(CWS) 3. There has been a minor resurgence of interest in the idea that Thomas is somehow related to or reliant upon the Syriac tradition (most notably the Diatessaron). (For readers of my blog who may not be aware, a variation of this idea originated with Gilles Quispel and was followed by A.F.J. Klijn. Today it is most associated with Nicholas Perrin and those who accept his position.) This discussion has obvious implications for dating the Gospel of Thomas.

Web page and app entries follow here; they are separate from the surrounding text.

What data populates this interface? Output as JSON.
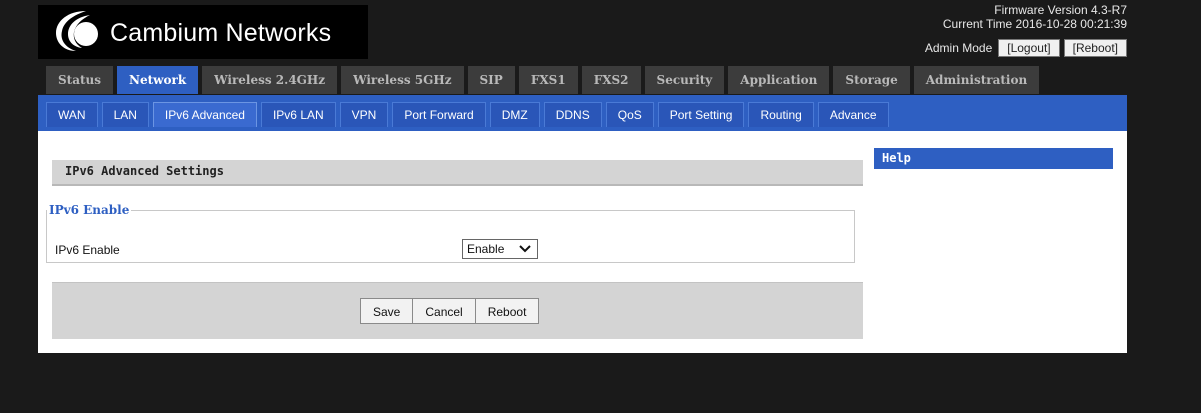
{
  "brand": {
    "name": "Cambium Networks"
  },
  "header": {
    "firmware": "Firmware Version 4.3-R7",
    "current_time": "Current Time 2016-10-28 00:21:39",
    "admin_mode": "Admin Mode",
    "logout": "[Logout]",
    "reboot": "[Reboot]"
  },
  "main_tabs": [
    {
      "label": "Status",
      "active": false
    },
    {
      "label": "Network",
      "active": true
    },
    {
      "label": "Wireless 2.4GHz",
      "active": false
    },
    {
      "label": "Wireless 5GHz",
      "active": false
    },
    {
      "label": "SIP",
      "active": false
    },
    {
      "label": "FXS1",
      "active": false
    },
    {
      "label": "FXS2",
      "active": false
    },
    {
      "label": "Security",
      "active": false
    },
    {
      "label": "Application",
      "active": false
    },
    {
      "label": "Storage",
      "active": false
    },
    {
      "label": "Administration",
      "active": false
    }
  ],
  "sub_tabs": [
    {
      "label": "WAN",
      "active": false
    },
    {
      "label": "LAN",
      "active": false
    },
    {
      "label": "IPv6 Advanced",
      "active": true
    },
    {
      "label": "IPv6 LAN",
      "active": false
    },
    {
      "label": "VPN",
      "active": false
    },
    {
      "label": "Port Forward",
      "active": false
    },
    {
      "label": "DMZ",
      "active": false
    },
    {
      "label": "DDNS",
      "active": false
    },
    {
      "label": "QoS",
      "active": false
    },
    {
      "label": "Port Setting",
      "active": false
    },
    {
      "label": "Routing",
      "active": false
    },
    {
      "label": "Advance",
      "active": false
    }
  ],
  "content": {
    "section_title": "IPv6 Advanced Settings",
    "help_title": "Help",
    "group_legend": "IPv6 Enable",
    "field_label": "IPv6 Enable",
    "field_value": "Enable",
    "buttons": {
      "save": "Save",
      "cancel": "Cancel",
      "reboot": "Reboot"
    }
  },
  "colors": {
    "accent": "#2e5fc2",
    "tab_bg": "#3c3c3c",
    "panel_gray": "#d4d4d4"
  }
}
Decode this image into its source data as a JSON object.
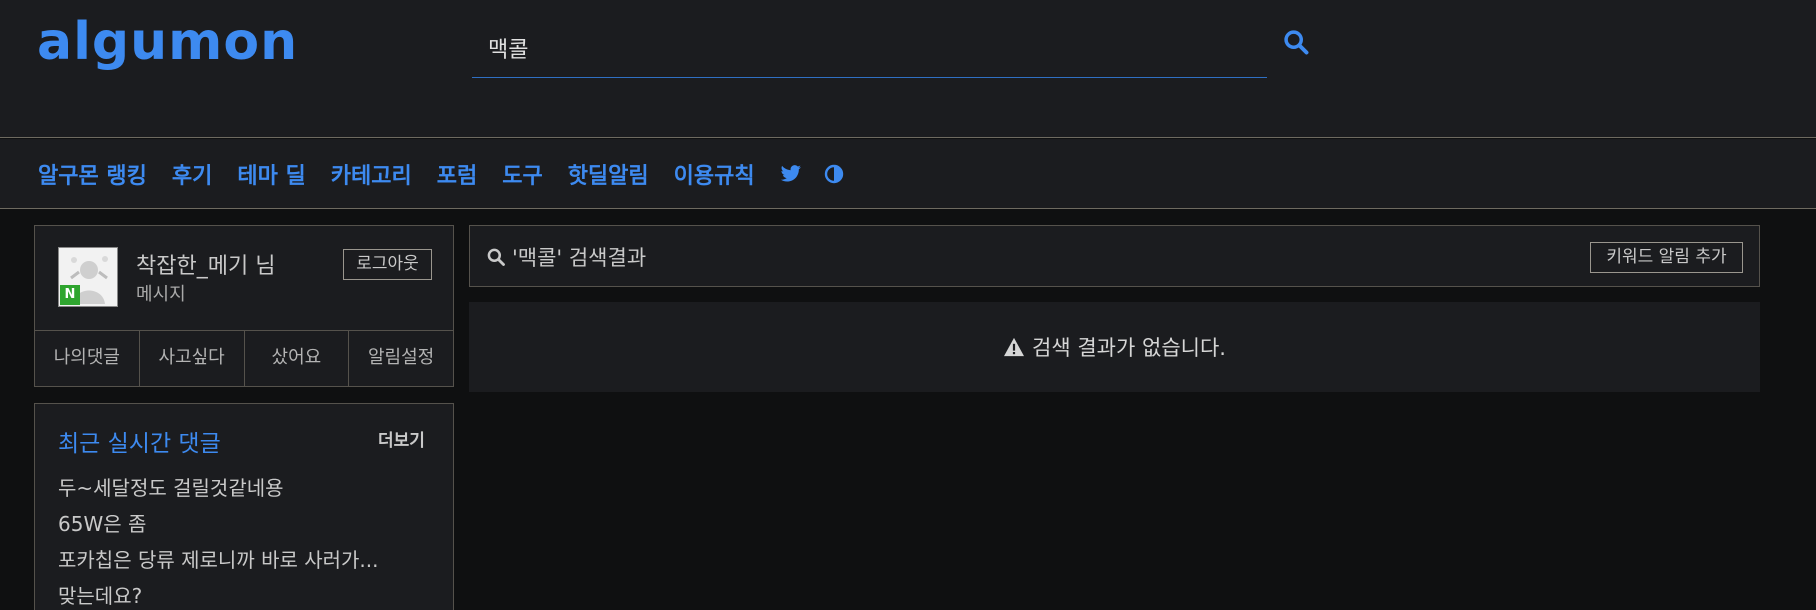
{
  "header": {
    "logo_text": "algumon",
    "search": {
      "value": "맥콜",
      "placeholder": ""
    }
  },
  "nav": {
    "items": [
      {
        "label": "알구몬 랭킹"
      },
      {
        "label": "후기"
      },
      {
        "label": "테마 딜"
      },
      {
        "label": "카테고리"
      },
      {
        "label": "포럼"
      },
      {
        "label": "도구"
      },
      {
        "label": "핫딜알림"
      },
      {
        "label": "이용규칙"
      }
    ],
    "icons": [
      "twitter-icon",
      "theme-toggle-icon"
    ]
  },
  "profile": {
    "name": "착잡한_메기 님",
    "message_link": "메시지",
    "badge": "N",
    "logout_label": "로그아웃",
    "tabs": [
      {
        "label": "나의댓글"
      },
      {
        "label": "사고싶다"
      },
      {
        "label": "샀어요"
      },
      {
        "label": "알림설정"
      }
    ]
  },
  "recent_comments": {
    "title": "최근 실시간 댓글",
    "more_label": "더보기",
    "items": [
      "두~세달정도 걸릴것같네용",
      "65W은 좀",
      "포카칩은 당류 제로니까 바로 사러가...",
      "맞는데요?"
    ]
  },
  "results": {
    "title": "'맥콜' 검색결과",
    "keyword_alert_label": "키워드 알림 추가",
    "empty_message": "검색 결과가 없습니다."
  },
  "colors": {
    "accent": "#3d8af0",
    "panel": "#1b1c1f",
    "background": "#0f1011",
    "border": "#55524c",
    "badge_green": "#2fa52f"
  }
}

To your mind, where does this theory fail?

 (SJP) Quispel’s position, as I understand it, is different from Perrin’s.  He believed that Thomas and Tatian shared a number of readings, but it was because they shared a common primitive Syrian source or text type, not that Thomas used the Diatessaron.  On the other hand, Han Drijvers argued as Perrin does about 20 years ago that Thomas is dependent on Tatian, and to be dated around 200 C.E.  The theory ran aground on two issues: one was the date of POxy 1, one of the Greek fragments of Thomas.  Grenfell and Hunt dated it to around 200, which would make it a virtual autograph of the original if Drijvers and Perrin were correct.  This seems doubtful.  The second was that Drijvers could not show—and neither does Perrin show—why the common features shared by Thomas and the Diatessaron must be accounted for in this way.  Why could Tatian not have made use of Thomas, or both have used a common source or text type?  Common features suggest only a relationship; what that relationship was, is difficult now to say, given the limits of the evidence we have.   However, if POxy 1 is to be dated this early, in Egypt (not Syria), dependence on the Diatessaron is not very likely.

As for the special features of Perrin’s thesis, there is much more to be said.  I believe reviewers have been generally critical on one central point.  The evidence for a Syriac original is based on Perrin’s own retro-translation of the Coptic Thomas into Syriac.  He argues that when you render the text into Syriac, you find it contains hundreds of previously un-detected catchwords.  This cannot be an accident, he says, but must have been part of the original design of the gospel.  But he doesn’t actually make a Syriac translation, but using a thesaurus, creates a long list of Coptic to Syriac word equivalents moving from saying to saying.  This means he has a lot of room to choose Syriac words that would maximize the claims of his thesis.  This is a problem.  Generally, scholars do not create the evidence upon which their theories are built.  I would add to this that the theoretical text Perrin imagines, with hundreds of catchwords weaving very complex webs of connection between multiple sayings… well, this would be unprecedented among ancient texts.  Perrin realizes this, but proposes the Odes of Solomon as an analogy.  But the Odes are not at all like this, and are themselves considered to be quite unique.  Perhaps if Perrin were to actually produce the Syriac translation he has in mind, we could better assess its plausibility.  Finally, Perrin does not account for the apparent fact that the immediate Vorlage for our Coptic Thomas are at least two prior Coptic versions (a Subachmimic version, and a crypto-Subachmimic version, the immediate model for our copy), and before them, a Greek version, from which myriad loan-words and grammatical elements still remain.  So, if there were a Syriac original (certainly possible), one could only approach it by passing back through two prior hypothetical Coptic versions and a Greek one.  When you consider our sketchy knowledge of the actual text of the Diatessaron itself (e.g., Greek or Syriac original?)… well, the hypotheticals just start to stack up way beyond what is tolerable in scholarship. 

Thanks to Professor Patterson for his insightful answers. In the next installment I ask questions about his hopes for future prospects in Thomasine studies. Stay tuned.